Every entry must reappear in your answer exactly as written, though its pictures must not.

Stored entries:
-=-=-=-=-
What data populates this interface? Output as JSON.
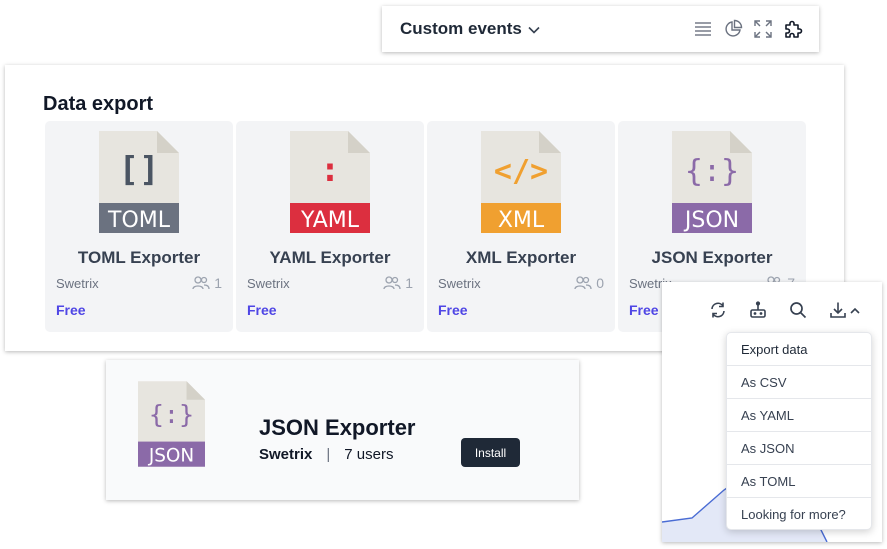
{
  "custom_events": {
    "title": "Custom events",
    "icons": [
      "list-icon",
      "pie-chart-icon",
      "fullscreen-icon",
      "puzzle-icon"
    ]
  },
  "data_export": {
    "title": "Data export",
    "tiles": [
      {
        "name": "TOML Exporter",
        "author": "Swetrix",
        "users": "1",
        "price": "Free",
        "badge": "TOML",
        "glyph": "[]",
        "badge_color": "#6b7280",
        "glyph_color": "#4b5563"
      },
      {
        "name": "YAML Exporter",
        "author": "Swetrix",
        "users": "1",
        "price": "Free",
        "badge": "YAML",
        "glyph": ":",
        "badge_color": "#dc2f3f",
        "glyph_color": "#dc2f3f"
      },
      {
        "name": "XML Exporter",
        "author": "Swetrix",
        "users": "0",
        "price": "Free",
        "badge": "XML",
        "glyph": "</>",
        "badge_color": "#f0a030",
        "glyph_color": "#f0a030"
      },
      {
        "name": "JSON Exporter",
        "author": "Swetrix",
        "users": "7",
        "price": "Free",
        "badge": "JSON",
        "glyph": "{:}",
        "badge_color": "#8b6aa8",
        "glyph_color": "#8b6aa8"
      }
    ]
  },
  "json_detail": {
    "name": "JSON Exporter",
    "author": "Swetrix",
    "separator": "|",
    "users_label": "7 users",
    "install_label": "Install",
    "badge": "JSON",
    "glyph": "{:}",
    "badge_color": "#8b6aa8"
  },
  "chart_toolbar": {
    "icons": [
      "refresh-icon",
      "segment-icon",
      "search-icon",
      "download-icon",
      "chevron-up-icon"
    ]
  },
  "export_menu": {
    "header": "Export data",
    "items": [
      "As CSV",
      "As YAML",
      "As JSON",
      "As TOML",
      "Looking for more?"
    ]
  }
}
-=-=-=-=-
SOLUTION FOR THIS EXERCISE →
What data populates this interface? Output as JSON.
{
  "custom_events": {
    "title": "Custom events",
    "icons": [
      "list-icon",
      "pie-chart-icon",
      "fullscreen-icon",
      "puzzle-icon"
    ]
  },
  "data_export": {
    "title": "Data export",
    "tiles": [
      {
        "name": "TOML Exporter",
        "author": "Swetrix",
        "users": "1",
        "price": "Free",
        "badge": "TOML",
        "glyph": "[]",
        "badge_color": "#6b7280",
        "glyph_color": "#4b5563"
      },
      {
        "name": "YAML Exporter",
        "author": "Swetrix",
        "users": "1",
        "price": "Free",
        "badge": "YAML",
        "glyph": ":",
        "badge_color": "#dc2f3f",
        "glyph_color": "#dc2f3f"
      },
      {
        "name": "XML Exporter",
        "author": "Swetrix",
        "users": "0",
        "price": "Free",
        "badge": "XML",
        "glyph": "</>",
        "badge_color": "#f0a030",
        "glyph_color": "#f0a030"
      },
      {
        "name": "JSON Exporter",
        "author": "Swetrix",
        "users": "7",
        "price": "Free",
        "badge": "JSON",
        "glyph": "{:}",
        "badge_color": "#8b6aa8",
        "glyph_color": "#8b6aa8"
      }
    ]
  },
  "json_detail": {
    "name": "JSON Exporter",
    "author": "Swetrix",
    "separator": "|",
    "users_label": "7 users",
    "install_label": "Install",
    "badge": "JSON",
    "glyph": "{:}",
    "badge_color": "#8b6aa8"
  },
  "chart_toolbar": {
    "icons": [
      "refresh-icon",
      "segment-icon",
      "search-icon",
      "download-icon",
      "chevron-up-icon"
    ]
  },
  "export_menu": {
    "header": "Export data",
    "items": [
      "As CSV",
      "As YAML",
      "As JSON",
      "As TOML",
      "Looking for more?"
    ]
  }
}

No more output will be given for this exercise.